How well recognised are Trinity TESOL qualifications outside Europe?
Trinity’s TESOL qualifications are recognised as equivalent to other industry-leading qualifications throughout the world by organisations such as the British Council, and as we have TESOL graduates teaching worldwide, they are almost universally recognised by anyone who is concerned with the quality of their teachers.
The CertTESOL is accepted virtually everywhere as the equivalent to the CELTA, and if it comes to our attention that an employer is discriminating against the CertTESOL we take steps to ensure that they receive the information they need to grant it equivalence.
Do you think trainees applying for jobs that ask for “CELTA or equivalent” have any advantage from having a Trinity qualification rather than another non-Cambridge four-week face-to-face cert?

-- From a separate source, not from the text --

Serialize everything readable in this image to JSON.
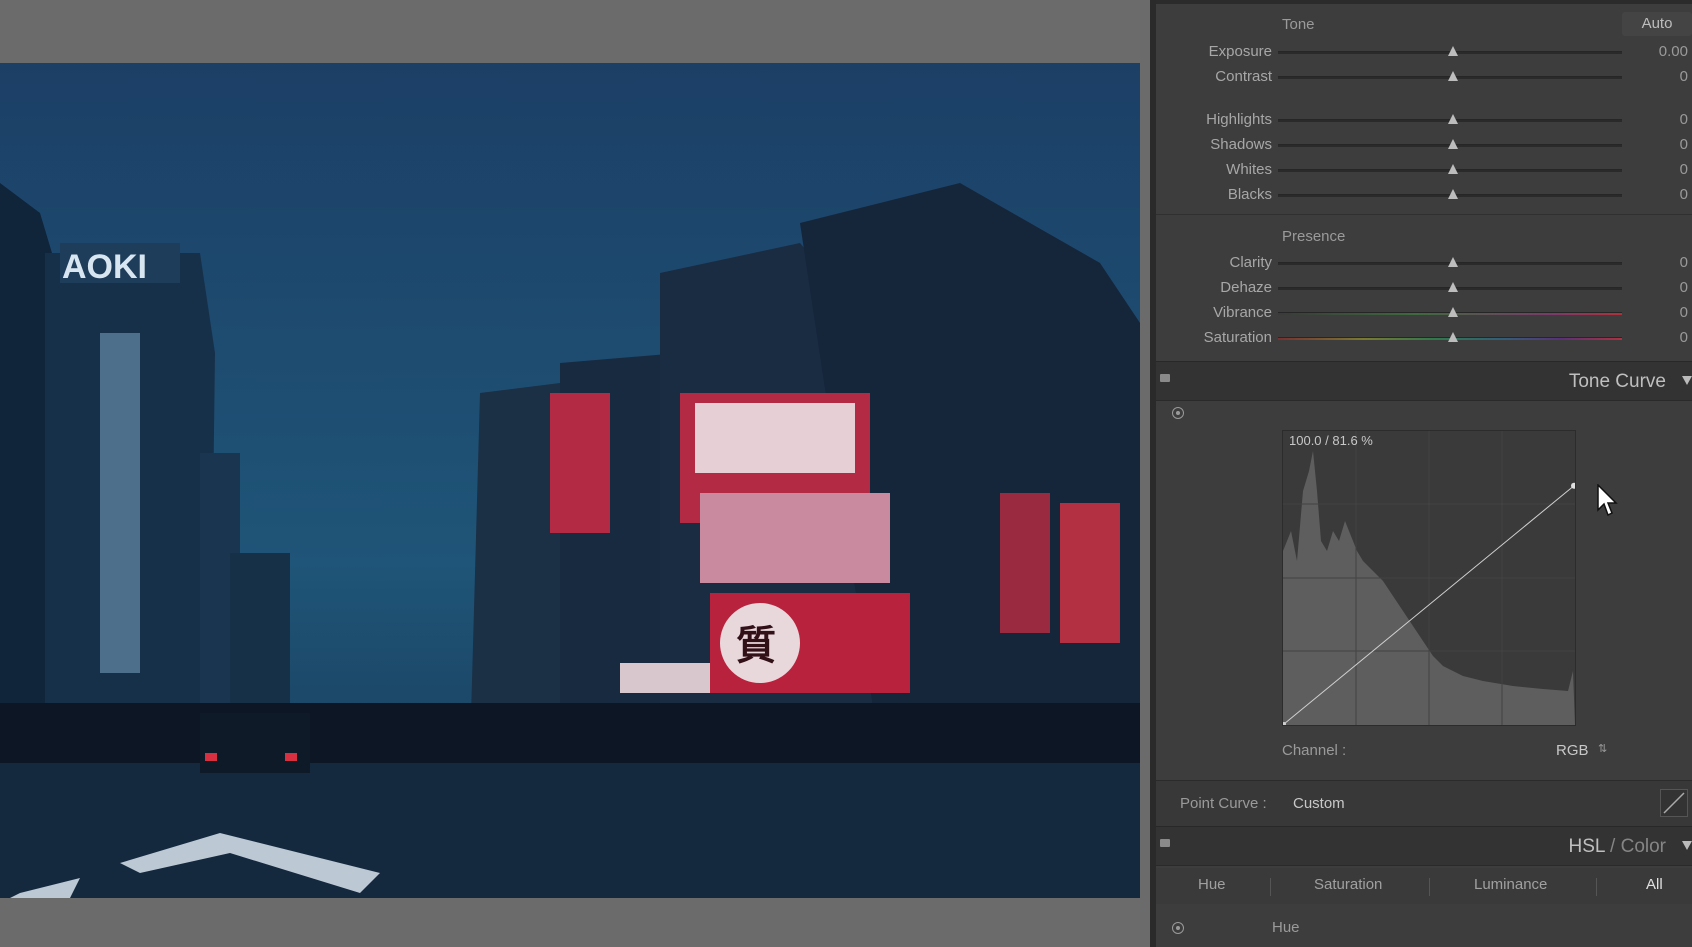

The CertTESOL and CELTA are recognised equally by The British Council.
How should someone with a Trinity CertTESOL explain their qualification on their CV for employers who might not be very familiar with it?
The CertTESOL is an internationally recognised teaching qualification with 6 hours observed teaching practice, a focus on individual learner needs and creation of a scheme of work, with a strong focus on pronunciation and materials design.
Any other changes in Trinity TESOL recently?
The DipTESOL and TYLEC are currently being reviewed – all other qualifications will be reviewed in the coming months.
Any other changes planned?
Some new qualifications – no further details currently available.
Can you give us a brief history of Trinity and Trinity TESOL qualifications? For example, Trinity College London doesn’t seem to be a college, and how did an organisation more famous for music and drama end up as a leading TEFL course provider?
Trinity’s ESOL exams were first developed in the 1930s because an increasing number of non-native speakers of English were taking our elocution and speech exams – and Trinity felt that they would be disadvantaged when compared to native speakers sitting the same exams. As a result, exams in speaking English for non-native speakers were developed.
This was Trinity’s first contact with the world of EFL and through the increasing number of centres offering these exams both in the UK and overseas; we developed a network of contacts. One of the centres using Trinity exams wanted to offer a teacher training course which was different to those available at the time. The centre worked with Trinity to develop what would become the CertTESOL.
The flexibility of the programme and the personal service offered by Trinity to its centres meant that the CertTESOL grew in popularity over the years.